If you are an owner of a restaurant, then you probably deal with a whole lot of FOG. No, we are not talking about mist. FOG stands for fats, oils, and greases and these kitchen essentials can be a disaster for your plumbing system if you are not careful. Improperly handling FOG can result in drain line blockages, water backups, and disastrous environmental damage. This article brought to you by Septic Blue will clear up some of the misconceptions about FOG and give you some tips on how to properly manage restaurant FOG. These tips should save you time and money – and even make you some money!
Install A Commercial Grease Trap
Many people think that pouring FOG down the drains is fine so long as you rinse it with hot water. This is not true. In fact, the hot water can help the FOG find their way into the sewer pipes. They then harden in the pipes and cause a blockage. There are devices that help capture the FOG before they have a chance to enter the pipes, however. A commercial grease trap is a holding tank that allows FOG to float to the surface while wastewater leaves through an outlet pipe. The FOG will build up in the grease trap, though, and will have to be cleaned once every 1-3 months depending on how much FOG your restaurant produces.
Your friendly professionals at Septic Blue offer professional septic tank installations as well as maintenance of commercial grease traps. Give us a call to consult with a courteous representative and schedule a flexible appointment. We are always happy to answer any questions or concerns or make emergency dispatches.
Never Pour FOG Down the Drain
Even if you have a commercial grease trap installed, you should not pour FOG down the drain. The grease trap is designed to be a layer of protection against the consequences of FOG going into your drains. Instead of pouring FOG down the drain, collect them in a separate container and refrigerate until solid then discard them as solid waste.
Scrape Dishes Before Loading into The Dishwasher
It is impossible to prevent all FOG from entering the lines. That is why you installed the grease trap. However, there is a lot you can do to minimize the FOG. Dishwashers can be a big source of FOG if you do not scrape and clear dishes before loading them into the dishwasher. Scrape food scraps into the garbage and wipe off any grease before washing dishes.
Collect Used Cooking Oil
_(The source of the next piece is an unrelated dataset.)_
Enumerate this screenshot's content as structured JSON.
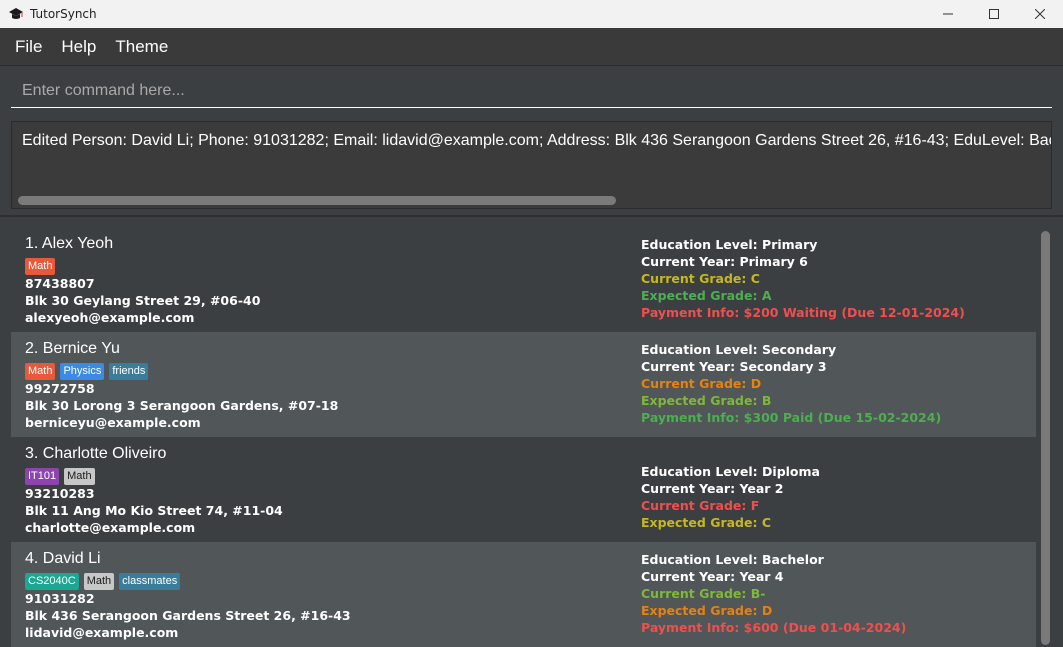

One man’s trash is another man’s treasure indeed. The mistake of pouring cooking oil down the drains is not just harmful for the drains and the environment; it keeps you from making some extra cash! Cooking oil is actually recyclable and there are companies who are willing to pay to buy your used cooking oil. Keep your cooking oil in a specifically marked container and contact one of these companies to come pick up when you have collected enough. This is a win-win!